The 25 best movies on Netflix (March 2018)

5. Lord of the Rings: The Fellowship of the Ring (2001)

Region: US

The movie: The first of Peter Jackson’s SIX movies set in Middle-Earth is a jaw-dropping piece of cinema. It remains even now, nearly two decades after its initial release, a captivating tale. The story of an unlikely hero, the young Hobbit Frodo, as he bands together a fellowship to journey across the world to save all of Middle-Earth is… well, it’s about as cookie-cutter as you can get. But there’s nothing common about Jackson’s fantastical retelling of the Tolkien classic. 

Why it’s worth watching: Bold, exciting filmmaking that weaves character, action, plot, heart, and some mightily ambitious world-building? That’s what you’re getting with the first chapter of the Rings trilogy. It’s a reminder that despite The Hobbit trilogy’s misfire, Fellowship is the real deal. 

Read more: Is it just me, or is An Unexpected Journey the best Middle-Earth movie?

4. The Sixth Sense (1999)

Region: US

The film: "I see dead people." That's the line everyone remembers from The Sixth Sense, and, that one iconic line kinda sums up the film. Cole (Haley Joel Osment) is a sensitive kid who indeed does see ghosts. His mom (Toni Collette) sends him to see a therapist Malcolm (Bruce Willis) to help with his visions and social anxieties, all the while his experiences with the dead continue to grow more violent...

Why it's worth watching: This is the reason everyone pays attention when Shyamalan releases a new movie. The Sixth Sense set the standard high and I'm not even talking about the twist. It packs in a raft of creepy moments, making it one of the most chilling flicks ever made, and somehow also manages to be a massive tearjerker at the same time. Toni Collette's last scene? Try not to blub. 

3. Captain America: Civil War (2016)

Region: US

The film: The unthinkable happens to Earth’s Mightiest Heroes. No, no-one major has died (yet), but The Avengers are split into two factions when the government pokes its nose into all their city-destroying fun. When the superhero registration act is introduced, Cap rebels against authority - very un-Cap of him - and Tony sides with the suits. Watching the team whose witty banter and sly digs have always been playful, turn against one another? It’s hard going. Never has Marvel's big screen action been so thrilling, or emotional.  

Why it's worth watching: This ain't your typical MCU flick. The stakes are raised, lives are on the line, and there's one revelatory moment that leads to the best fight scene so far in the entire Marvel cinematic universe. Oh yeah, and Spider-Man's entrance? Will give you all the chills. 

Read more: The most powerful thing about Captain America: Civil War is its human heart
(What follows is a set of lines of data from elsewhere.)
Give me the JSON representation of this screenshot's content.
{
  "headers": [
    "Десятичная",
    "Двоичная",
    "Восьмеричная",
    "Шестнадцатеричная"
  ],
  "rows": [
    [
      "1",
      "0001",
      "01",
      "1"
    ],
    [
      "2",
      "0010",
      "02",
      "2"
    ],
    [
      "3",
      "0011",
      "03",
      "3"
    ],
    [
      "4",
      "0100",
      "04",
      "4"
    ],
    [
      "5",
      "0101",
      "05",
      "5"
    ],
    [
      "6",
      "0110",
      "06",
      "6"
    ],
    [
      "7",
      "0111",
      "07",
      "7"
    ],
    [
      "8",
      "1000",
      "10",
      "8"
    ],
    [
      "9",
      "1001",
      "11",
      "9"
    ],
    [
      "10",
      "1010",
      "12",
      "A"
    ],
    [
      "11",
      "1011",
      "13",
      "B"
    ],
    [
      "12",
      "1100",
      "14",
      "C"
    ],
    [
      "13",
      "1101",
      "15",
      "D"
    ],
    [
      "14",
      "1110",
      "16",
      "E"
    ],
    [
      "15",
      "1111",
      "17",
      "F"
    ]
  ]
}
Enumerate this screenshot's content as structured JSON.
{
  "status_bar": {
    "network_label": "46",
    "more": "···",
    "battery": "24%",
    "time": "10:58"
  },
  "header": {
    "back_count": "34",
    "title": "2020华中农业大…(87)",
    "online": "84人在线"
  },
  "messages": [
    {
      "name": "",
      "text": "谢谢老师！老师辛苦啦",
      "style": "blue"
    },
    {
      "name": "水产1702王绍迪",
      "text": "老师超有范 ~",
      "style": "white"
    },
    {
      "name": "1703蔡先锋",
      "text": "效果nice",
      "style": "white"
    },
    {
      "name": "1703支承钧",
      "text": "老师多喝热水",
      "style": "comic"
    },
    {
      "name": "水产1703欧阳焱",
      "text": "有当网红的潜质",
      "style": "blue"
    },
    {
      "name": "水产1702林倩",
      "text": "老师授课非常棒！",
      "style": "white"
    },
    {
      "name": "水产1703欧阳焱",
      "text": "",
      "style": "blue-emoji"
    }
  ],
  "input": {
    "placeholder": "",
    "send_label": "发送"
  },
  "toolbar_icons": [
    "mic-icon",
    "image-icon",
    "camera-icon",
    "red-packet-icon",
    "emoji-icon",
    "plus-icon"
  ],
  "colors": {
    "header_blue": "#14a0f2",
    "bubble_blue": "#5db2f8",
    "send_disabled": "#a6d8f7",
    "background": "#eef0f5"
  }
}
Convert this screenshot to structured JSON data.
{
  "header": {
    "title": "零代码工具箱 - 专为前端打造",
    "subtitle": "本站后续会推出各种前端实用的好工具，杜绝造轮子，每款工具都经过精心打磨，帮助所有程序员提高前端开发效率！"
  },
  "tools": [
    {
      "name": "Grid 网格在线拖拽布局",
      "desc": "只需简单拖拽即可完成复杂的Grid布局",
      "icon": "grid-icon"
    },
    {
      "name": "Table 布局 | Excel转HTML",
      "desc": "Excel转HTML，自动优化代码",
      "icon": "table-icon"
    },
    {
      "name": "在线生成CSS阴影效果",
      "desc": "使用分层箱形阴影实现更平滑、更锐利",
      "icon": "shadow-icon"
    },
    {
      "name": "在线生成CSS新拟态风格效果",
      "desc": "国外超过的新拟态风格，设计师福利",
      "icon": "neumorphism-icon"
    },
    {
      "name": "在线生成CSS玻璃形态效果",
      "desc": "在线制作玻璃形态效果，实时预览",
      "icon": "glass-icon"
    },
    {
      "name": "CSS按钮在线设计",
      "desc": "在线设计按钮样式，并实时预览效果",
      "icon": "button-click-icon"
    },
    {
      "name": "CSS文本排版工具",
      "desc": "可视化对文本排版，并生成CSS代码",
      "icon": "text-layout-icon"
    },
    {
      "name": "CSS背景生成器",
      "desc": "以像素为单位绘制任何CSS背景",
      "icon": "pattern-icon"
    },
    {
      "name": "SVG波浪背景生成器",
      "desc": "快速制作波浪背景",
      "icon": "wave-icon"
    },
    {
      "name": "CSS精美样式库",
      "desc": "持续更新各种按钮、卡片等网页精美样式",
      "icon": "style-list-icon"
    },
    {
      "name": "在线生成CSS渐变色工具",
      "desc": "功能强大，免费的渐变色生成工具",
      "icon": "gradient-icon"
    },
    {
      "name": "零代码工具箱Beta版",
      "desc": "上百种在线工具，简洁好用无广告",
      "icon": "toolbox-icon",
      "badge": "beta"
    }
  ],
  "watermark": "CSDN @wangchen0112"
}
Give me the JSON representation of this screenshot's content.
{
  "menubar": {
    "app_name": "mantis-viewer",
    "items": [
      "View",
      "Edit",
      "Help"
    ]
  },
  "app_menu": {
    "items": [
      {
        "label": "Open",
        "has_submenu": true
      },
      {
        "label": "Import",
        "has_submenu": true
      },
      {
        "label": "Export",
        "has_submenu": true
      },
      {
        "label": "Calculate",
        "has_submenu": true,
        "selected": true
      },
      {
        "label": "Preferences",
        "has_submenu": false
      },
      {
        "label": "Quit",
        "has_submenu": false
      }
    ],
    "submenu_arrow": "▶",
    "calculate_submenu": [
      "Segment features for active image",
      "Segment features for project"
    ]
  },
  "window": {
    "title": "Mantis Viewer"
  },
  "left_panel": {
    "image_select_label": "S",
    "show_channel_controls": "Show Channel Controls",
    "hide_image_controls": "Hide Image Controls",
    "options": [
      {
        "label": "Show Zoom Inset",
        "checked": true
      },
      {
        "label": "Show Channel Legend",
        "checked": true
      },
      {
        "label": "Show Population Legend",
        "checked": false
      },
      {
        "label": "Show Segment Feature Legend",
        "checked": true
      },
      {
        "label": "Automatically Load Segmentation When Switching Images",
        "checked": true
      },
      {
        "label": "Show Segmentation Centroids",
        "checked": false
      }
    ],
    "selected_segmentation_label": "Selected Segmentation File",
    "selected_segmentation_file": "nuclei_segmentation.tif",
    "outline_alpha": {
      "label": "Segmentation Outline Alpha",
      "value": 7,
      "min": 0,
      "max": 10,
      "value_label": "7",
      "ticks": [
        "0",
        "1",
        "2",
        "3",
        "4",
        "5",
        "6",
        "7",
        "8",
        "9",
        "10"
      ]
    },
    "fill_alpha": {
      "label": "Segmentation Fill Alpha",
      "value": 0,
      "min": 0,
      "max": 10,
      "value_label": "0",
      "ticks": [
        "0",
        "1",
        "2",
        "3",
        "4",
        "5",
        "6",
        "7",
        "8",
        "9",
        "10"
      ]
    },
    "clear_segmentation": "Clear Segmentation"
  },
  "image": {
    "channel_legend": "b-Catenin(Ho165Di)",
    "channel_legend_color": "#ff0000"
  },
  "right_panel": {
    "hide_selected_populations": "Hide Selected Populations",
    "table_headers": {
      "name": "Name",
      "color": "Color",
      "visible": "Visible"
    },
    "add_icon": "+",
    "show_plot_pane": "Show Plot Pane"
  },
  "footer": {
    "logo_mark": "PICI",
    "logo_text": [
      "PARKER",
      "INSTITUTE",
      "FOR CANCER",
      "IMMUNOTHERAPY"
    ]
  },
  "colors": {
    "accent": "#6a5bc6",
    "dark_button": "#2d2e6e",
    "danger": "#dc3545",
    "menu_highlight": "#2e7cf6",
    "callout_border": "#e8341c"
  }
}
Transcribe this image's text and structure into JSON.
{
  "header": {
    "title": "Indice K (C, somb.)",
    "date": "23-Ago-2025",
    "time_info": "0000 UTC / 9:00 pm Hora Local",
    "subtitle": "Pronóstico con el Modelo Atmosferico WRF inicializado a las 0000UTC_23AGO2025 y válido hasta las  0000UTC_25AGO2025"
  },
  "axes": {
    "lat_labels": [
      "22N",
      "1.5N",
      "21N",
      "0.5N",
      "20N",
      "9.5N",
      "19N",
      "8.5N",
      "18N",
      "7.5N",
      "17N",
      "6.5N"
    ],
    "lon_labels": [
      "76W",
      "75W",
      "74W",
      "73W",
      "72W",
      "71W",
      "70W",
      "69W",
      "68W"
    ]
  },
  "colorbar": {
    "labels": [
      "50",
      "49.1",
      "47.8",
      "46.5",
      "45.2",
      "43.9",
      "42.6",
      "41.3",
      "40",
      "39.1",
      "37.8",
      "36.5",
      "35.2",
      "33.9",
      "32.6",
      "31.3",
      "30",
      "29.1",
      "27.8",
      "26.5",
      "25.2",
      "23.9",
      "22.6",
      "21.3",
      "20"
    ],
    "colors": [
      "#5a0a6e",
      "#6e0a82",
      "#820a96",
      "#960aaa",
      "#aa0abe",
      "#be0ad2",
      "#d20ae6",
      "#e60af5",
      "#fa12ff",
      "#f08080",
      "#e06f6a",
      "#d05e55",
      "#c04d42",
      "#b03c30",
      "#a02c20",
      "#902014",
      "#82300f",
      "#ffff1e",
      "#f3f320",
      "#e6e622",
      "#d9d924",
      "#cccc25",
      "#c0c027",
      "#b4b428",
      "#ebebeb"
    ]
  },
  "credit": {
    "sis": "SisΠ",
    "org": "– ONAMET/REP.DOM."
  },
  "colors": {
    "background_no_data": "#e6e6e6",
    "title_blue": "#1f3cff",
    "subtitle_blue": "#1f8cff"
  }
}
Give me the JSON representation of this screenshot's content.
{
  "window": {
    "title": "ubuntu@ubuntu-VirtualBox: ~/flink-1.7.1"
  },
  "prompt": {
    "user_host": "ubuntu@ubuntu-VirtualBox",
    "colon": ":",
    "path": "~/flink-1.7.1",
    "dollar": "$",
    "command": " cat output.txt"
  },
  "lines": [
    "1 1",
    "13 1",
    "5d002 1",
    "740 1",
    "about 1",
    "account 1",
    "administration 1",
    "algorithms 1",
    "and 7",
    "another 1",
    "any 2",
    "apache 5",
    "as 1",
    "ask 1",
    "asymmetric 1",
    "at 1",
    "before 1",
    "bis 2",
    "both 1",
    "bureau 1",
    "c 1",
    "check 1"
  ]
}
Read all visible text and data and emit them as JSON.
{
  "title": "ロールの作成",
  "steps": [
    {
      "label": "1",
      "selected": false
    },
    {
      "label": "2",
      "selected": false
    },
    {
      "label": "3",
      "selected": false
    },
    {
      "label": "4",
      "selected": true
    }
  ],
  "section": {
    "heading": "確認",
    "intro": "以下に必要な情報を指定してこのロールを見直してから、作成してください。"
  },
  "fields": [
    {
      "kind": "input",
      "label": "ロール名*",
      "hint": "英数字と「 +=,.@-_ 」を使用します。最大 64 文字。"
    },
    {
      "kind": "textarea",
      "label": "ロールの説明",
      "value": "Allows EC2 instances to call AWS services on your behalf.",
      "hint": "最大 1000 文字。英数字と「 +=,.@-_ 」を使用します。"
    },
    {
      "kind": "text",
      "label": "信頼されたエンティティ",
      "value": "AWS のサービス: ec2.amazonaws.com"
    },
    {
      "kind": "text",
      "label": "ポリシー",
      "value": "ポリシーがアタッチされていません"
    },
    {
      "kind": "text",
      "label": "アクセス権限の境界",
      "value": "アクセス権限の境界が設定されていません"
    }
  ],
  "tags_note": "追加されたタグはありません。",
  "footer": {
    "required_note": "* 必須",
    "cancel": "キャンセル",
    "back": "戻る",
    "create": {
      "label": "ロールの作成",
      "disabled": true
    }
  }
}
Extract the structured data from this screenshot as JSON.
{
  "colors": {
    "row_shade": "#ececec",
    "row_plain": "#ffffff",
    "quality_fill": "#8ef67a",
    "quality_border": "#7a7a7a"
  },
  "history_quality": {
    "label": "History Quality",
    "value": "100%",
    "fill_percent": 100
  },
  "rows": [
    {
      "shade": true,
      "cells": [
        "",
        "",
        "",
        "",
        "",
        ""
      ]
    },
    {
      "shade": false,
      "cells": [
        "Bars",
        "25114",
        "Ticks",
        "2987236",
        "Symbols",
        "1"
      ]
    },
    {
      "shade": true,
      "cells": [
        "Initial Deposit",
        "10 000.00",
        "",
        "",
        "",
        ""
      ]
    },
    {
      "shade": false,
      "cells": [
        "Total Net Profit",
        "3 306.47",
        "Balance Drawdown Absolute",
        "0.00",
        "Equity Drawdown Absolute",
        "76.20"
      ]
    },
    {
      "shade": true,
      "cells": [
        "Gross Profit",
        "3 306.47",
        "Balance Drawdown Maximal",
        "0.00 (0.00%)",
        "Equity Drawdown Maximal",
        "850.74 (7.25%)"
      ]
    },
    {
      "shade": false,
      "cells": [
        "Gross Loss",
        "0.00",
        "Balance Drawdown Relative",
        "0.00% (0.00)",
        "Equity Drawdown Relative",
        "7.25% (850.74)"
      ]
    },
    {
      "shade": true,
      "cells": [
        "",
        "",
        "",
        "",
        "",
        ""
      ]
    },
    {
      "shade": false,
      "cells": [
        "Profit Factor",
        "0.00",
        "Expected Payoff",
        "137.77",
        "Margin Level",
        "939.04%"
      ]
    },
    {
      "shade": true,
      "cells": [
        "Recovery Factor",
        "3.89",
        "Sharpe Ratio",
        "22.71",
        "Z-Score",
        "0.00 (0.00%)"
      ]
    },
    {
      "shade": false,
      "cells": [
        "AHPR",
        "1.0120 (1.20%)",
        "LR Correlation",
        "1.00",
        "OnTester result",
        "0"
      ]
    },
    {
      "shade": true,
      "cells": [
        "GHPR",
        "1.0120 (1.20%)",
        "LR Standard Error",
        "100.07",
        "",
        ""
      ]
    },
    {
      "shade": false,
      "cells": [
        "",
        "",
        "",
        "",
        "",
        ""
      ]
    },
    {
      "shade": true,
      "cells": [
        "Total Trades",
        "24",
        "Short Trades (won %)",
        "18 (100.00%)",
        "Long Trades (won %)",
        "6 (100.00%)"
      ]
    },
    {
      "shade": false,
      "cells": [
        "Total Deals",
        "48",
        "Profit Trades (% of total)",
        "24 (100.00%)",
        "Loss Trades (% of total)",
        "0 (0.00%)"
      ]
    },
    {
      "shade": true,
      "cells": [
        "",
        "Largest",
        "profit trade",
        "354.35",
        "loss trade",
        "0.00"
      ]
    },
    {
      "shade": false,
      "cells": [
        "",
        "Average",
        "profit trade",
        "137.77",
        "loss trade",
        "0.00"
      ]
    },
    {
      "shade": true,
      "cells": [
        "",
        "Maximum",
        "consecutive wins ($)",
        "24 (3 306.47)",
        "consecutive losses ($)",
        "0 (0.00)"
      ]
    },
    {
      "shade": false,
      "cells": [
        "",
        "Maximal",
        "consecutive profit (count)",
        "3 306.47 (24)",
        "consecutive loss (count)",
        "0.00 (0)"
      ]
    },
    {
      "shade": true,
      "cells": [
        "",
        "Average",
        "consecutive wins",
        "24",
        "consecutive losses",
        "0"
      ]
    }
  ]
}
2. As Good As It Gets (1997)

Region: UK

The film: Jack Nicholson stars as obsessive-compulsive novelist Melvin Udall, a man so consumed by his compulsions, he alienates everyone around him. After his neighbour is terrorised and robbed, Melvin is strong-armed into caring for the man's dog, and in doing so, develops an begrudging love for it… and the people around him.

Why it's worth watching: Look, I'm not particularly into romantic comedies either, but As Good as it Gets is as close to perfect as a Feel Good movie can get, with Oscar-winning performances by both Nicholson and co-star Helen Hunt, as well as stunning performances from Cuba Gooding Jr and Greg Kinnear. It remains the last film on record to receive Academy Awards for both Best Actor and Best Actress.

1. The Shawshank Redemption (1994) 

Region: UK, US

The film: Still one of the best Stephen King adaptations ever made, it's hard to believe Frank Darabont's film was a flop in cinemas. Luckily, this modern classic found its audience on home entertainment, with audiences lapping up this tale of Andy Dufresne, a banker wrongly charged with double homicide. His ambitious goal to break out of prison serves as the main driving force, but as fans will attest, this is more than a mere 'prison break' movie. 

Why it's worth watching: Tim Robbins delivers a career-best performance and Morgan Freeman sets himself up as the voiceover artist in every movie made since. If those two leading turns aren’t enough to satiate your movie needs, then what of the film’s central lesson, “Get busy livin’, or get busy dyin’”? What's not to love about this movie?